*** Input data

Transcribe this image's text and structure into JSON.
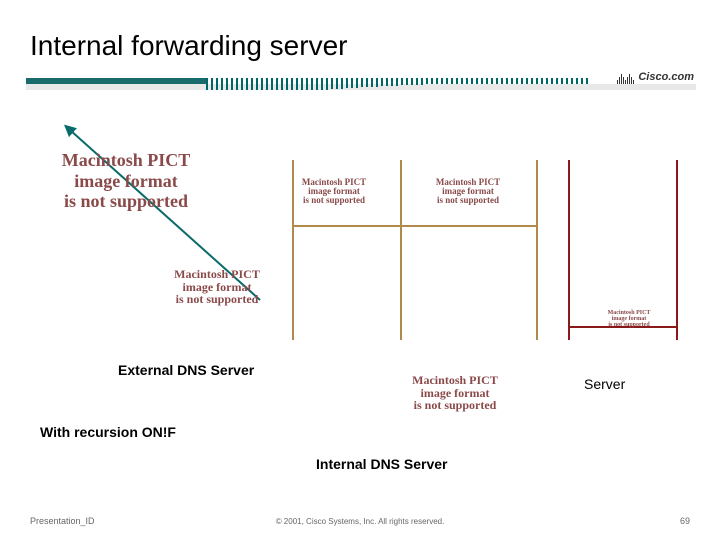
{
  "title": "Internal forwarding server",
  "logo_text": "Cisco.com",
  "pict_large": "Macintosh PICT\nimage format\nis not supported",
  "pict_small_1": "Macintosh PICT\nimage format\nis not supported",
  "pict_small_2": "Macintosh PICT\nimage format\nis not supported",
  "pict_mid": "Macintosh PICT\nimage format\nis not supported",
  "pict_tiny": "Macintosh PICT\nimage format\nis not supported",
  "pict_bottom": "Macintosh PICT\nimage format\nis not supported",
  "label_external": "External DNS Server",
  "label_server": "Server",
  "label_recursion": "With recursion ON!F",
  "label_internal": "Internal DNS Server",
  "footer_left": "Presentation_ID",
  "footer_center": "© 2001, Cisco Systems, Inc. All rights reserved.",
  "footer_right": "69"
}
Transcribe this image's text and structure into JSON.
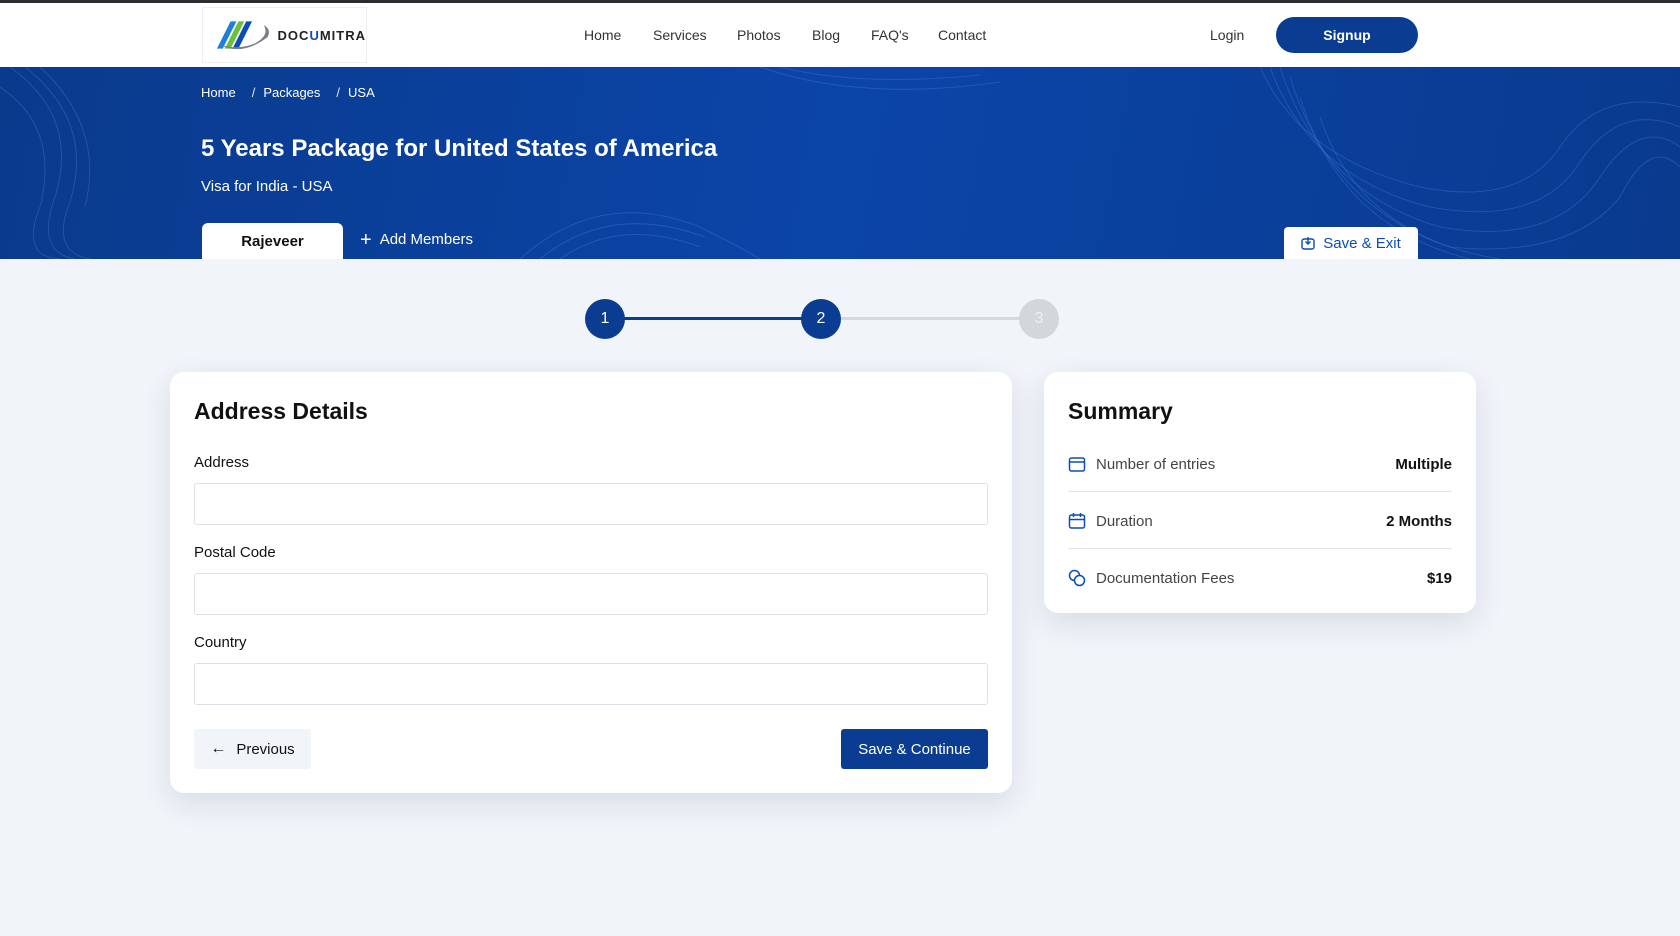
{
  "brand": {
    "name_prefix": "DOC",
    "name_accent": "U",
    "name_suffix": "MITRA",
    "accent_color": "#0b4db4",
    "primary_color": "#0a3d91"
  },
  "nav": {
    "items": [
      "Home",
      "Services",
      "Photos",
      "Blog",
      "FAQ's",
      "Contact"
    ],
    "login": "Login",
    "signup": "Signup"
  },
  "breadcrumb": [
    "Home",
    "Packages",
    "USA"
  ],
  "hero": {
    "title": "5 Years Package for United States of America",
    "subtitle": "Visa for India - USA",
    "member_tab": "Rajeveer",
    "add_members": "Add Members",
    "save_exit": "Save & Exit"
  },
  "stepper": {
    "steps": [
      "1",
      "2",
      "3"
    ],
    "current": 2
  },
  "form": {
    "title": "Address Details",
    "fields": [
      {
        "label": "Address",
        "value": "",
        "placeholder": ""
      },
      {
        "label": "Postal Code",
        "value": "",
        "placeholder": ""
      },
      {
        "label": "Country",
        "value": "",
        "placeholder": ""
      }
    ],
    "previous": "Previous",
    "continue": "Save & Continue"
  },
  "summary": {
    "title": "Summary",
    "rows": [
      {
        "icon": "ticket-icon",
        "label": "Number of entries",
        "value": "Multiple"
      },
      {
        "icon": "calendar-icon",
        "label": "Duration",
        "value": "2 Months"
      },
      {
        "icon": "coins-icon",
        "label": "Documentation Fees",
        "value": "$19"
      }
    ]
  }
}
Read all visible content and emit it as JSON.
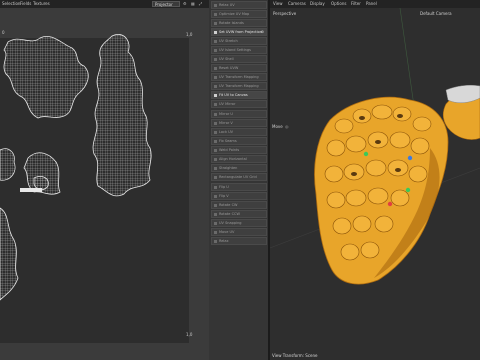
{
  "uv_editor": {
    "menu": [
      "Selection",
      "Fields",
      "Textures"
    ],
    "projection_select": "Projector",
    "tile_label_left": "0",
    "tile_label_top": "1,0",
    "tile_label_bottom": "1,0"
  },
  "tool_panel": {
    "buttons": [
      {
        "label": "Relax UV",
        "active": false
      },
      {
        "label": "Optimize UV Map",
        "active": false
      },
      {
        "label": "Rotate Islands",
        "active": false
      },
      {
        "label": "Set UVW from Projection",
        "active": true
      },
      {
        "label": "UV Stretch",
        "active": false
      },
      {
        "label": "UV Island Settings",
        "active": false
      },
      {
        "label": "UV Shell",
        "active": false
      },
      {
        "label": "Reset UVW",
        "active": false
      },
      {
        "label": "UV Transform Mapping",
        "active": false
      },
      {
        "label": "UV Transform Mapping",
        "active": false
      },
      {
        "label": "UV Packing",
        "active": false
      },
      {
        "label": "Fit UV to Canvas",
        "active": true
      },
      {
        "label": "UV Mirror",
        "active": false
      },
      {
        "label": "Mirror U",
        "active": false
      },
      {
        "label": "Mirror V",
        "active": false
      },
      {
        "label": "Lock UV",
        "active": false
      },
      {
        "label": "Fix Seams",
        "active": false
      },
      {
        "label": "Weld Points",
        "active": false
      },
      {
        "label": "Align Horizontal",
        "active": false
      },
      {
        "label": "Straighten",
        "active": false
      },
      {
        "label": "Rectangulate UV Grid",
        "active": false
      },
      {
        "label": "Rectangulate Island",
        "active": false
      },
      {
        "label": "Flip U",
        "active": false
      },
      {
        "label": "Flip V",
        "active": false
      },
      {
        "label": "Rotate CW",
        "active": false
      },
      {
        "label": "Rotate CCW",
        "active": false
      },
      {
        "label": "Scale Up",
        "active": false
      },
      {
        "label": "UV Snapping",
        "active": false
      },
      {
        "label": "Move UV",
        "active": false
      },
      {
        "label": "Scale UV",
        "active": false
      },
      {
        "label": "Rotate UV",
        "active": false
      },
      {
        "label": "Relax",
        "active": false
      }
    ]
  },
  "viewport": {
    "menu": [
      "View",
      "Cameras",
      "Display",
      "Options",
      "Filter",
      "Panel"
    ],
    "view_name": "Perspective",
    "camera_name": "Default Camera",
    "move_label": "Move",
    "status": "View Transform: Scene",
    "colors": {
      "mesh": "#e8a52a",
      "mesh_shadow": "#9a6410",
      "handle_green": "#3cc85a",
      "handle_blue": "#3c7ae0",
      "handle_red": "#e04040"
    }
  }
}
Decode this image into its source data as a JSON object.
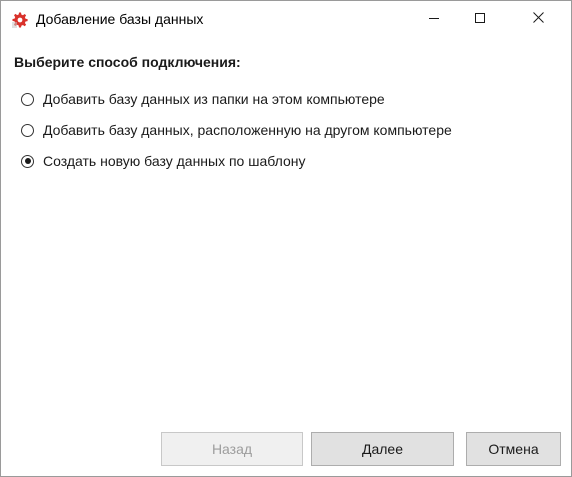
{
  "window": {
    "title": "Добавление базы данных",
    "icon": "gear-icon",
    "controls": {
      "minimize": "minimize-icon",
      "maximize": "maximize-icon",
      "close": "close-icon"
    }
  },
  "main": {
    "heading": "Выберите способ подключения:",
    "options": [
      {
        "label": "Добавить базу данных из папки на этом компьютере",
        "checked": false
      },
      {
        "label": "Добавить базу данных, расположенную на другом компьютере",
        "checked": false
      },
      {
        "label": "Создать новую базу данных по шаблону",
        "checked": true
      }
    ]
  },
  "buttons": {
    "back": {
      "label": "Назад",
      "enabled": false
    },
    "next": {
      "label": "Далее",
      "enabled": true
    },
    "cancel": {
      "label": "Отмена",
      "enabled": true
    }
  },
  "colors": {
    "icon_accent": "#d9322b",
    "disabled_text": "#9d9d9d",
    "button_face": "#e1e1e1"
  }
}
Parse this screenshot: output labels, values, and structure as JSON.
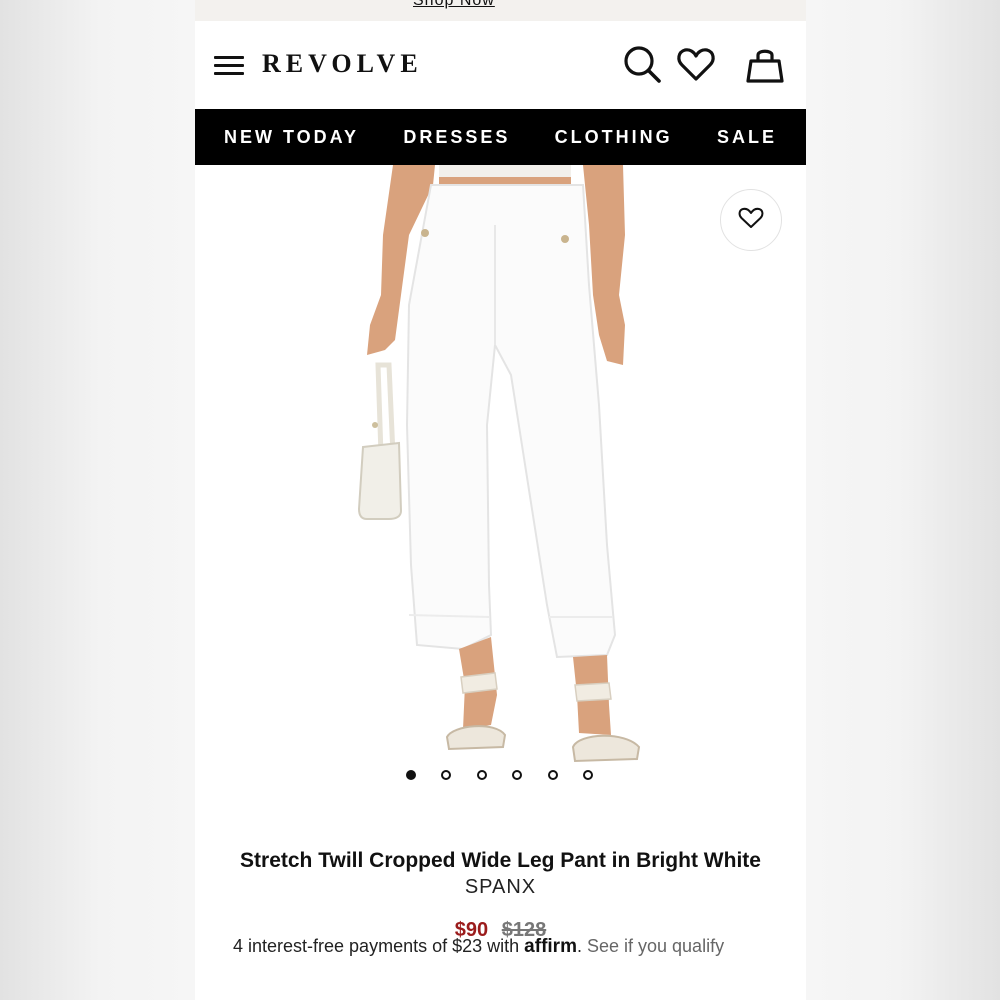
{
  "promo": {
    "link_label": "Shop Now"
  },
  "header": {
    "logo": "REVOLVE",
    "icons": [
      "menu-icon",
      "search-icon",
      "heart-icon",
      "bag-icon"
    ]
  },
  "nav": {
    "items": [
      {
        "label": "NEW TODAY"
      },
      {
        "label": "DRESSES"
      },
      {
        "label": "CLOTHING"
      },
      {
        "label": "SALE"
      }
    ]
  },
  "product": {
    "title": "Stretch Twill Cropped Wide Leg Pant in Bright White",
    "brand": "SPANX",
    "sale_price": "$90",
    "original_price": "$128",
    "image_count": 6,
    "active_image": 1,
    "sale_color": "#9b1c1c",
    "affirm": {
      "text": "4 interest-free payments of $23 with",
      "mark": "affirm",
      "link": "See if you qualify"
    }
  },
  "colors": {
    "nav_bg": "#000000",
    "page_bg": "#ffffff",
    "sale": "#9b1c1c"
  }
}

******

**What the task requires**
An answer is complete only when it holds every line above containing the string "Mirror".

**Response to the task**
        "label": "UV Mirror",
        "label": "Mirror U",
        "label": "Mirror V",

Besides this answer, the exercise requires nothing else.